Traumatic Edema and Complete Decongestive Therapy
Acute inflammation occurs following trauma to an area of the body, such as after a fracture, surgical procedure, or localized injury. It is a response that results in a decrease in overall function, redness, pain, heat, and swelling. Traumatic edema does not occur if the lymphatic system can compensate for the increase in lymphatic load. Traumatic edema does not occur because of injury or malformation of the lymphatic system.
Lymphedema results when protein rich fluid accumulates in the interstitial spaces due to injury or malformation of the lymphatic system. Edema is a fluid accumulation that is not protein rich. The swelling that occurs due to local trauma is made up of high protein fluid, which is similar to lymphedema.
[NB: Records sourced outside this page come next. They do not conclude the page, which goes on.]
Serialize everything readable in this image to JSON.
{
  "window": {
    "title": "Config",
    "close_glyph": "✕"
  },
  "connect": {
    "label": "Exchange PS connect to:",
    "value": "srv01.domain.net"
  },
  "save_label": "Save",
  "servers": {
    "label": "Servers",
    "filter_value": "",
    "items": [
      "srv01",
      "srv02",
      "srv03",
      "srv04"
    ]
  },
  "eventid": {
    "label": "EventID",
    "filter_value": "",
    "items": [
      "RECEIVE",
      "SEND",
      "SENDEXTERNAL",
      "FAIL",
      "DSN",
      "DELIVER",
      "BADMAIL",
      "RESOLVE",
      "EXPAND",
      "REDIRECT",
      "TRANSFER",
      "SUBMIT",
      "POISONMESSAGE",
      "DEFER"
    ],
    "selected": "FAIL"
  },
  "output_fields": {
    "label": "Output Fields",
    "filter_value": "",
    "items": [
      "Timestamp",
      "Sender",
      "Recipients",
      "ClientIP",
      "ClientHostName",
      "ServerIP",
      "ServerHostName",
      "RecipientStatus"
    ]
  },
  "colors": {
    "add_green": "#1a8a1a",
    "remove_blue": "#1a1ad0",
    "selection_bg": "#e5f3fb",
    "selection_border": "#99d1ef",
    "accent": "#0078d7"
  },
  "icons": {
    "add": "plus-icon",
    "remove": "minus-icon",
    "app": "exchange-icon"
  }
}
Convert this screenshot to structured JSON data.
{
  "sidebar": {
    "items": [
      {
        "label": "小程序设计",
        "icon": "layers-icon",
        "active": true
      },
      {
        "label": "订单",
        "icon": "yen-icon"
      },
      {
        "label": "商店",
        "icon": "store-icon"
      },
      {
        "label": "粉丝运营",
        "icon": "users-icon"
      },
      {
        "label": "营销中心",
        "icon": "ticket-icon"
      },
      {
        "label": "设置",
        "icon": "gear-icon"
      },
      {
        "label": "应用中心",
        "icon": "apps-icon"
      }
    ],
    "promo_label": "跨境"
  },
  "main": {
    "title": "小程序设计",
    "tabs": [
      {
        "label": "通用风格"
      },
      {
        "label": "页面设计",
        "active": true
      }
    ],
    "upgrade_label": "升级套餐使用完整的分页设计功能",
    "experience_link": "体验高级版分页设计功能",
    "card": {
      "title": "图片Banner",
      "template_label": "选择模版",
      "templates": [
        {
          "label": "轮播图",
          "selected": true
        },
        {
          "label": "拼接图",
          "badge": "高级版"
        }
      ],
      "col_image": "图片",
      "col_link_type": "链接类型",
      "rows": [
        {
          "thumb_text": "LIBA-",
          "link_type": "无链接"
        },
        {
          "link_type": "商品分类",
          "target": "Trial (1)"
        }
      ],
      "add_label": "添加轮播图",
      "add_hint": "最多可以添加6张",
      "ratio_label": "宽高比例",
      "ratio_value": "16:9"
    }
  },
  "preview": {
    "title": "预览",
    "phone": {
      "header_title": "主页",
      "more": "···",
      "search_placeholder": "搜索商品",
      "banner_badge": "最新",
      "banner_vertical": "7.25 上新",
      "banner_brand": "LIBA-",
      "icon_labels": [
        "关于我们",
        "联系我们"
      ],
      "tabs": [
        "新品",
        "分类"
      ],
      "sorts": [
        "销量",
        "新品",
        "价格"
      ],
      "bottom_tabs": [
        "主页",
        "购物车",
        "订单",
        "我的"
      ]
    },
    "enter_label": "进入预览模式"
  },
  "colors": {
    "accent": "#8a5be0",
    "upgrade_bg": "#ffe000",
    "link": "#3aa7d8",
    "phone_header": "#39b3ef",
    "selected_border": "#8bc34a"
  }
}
Therefore, the treatment of traumatic edema is very similar to that of lymphedema.
Effects of traumatic edema:
- Lack of oxygen and nutrients to the traumatized area
- Decreased transport of macrophages to the traumatized area
- Decreased transport of basic substances needed for tissue healing
- Irritation of nociceptors (pain receptors)
- Increased scar formation
Injuries/ conditions that result in traumatic edema, which would benefit from Manual Lymph Drainage and Compression:
- Hematoma (use ice in addition to MLD)
- Post surgical incision areas (not directly over the incision; begins no sooner than 24 hours after surgery and must proceed with caution)
- Blunt trauma
- Open wounds (can decrease recovery time by half)
- Rheumatoid Arthritis
With the previously listed conditions Manual Lymph Drainage Techniques can be used to decreased swelling, which will result in an increase in range of motion, decrease in pain with movement (due to the pain gate control theory), increased speed of recovery, increased oxygen/ nutrient supply to the injured area, and decrease in adhesive scar formation and keloiding.
Manual Lymph Drainage (requires the skills of a Certified Lymphedema Therapist-CLT):
Via 5 different types of superficial, manual strokes the following effects may occur:
- Improves the activity of lymph vessels
- Allows CLTs to re-route the lymph flow around blocked areas into more centrally located healthy areas
- Creates a suction effect on distal lymph collectors
- Increases local sympathetic response
- Increase general parasympathetic effects
- Increases lymph production
- Stimulates lymphangiomotoricity (the speed at which lymph vessels/ valves contract resulting in speed of lymphatic fluid flow)
- Fibronolytic effect
- Increase in venous return
- Analgesic effect via the pain gate pathway phenomenon
- Promotes pain control
Joachim Zuther, Marina Maduro, Kirat Shah. “Course Manual”. Academy of Lymphatic Studies. Richmond, Virginia. 22 March 2015. Lecture.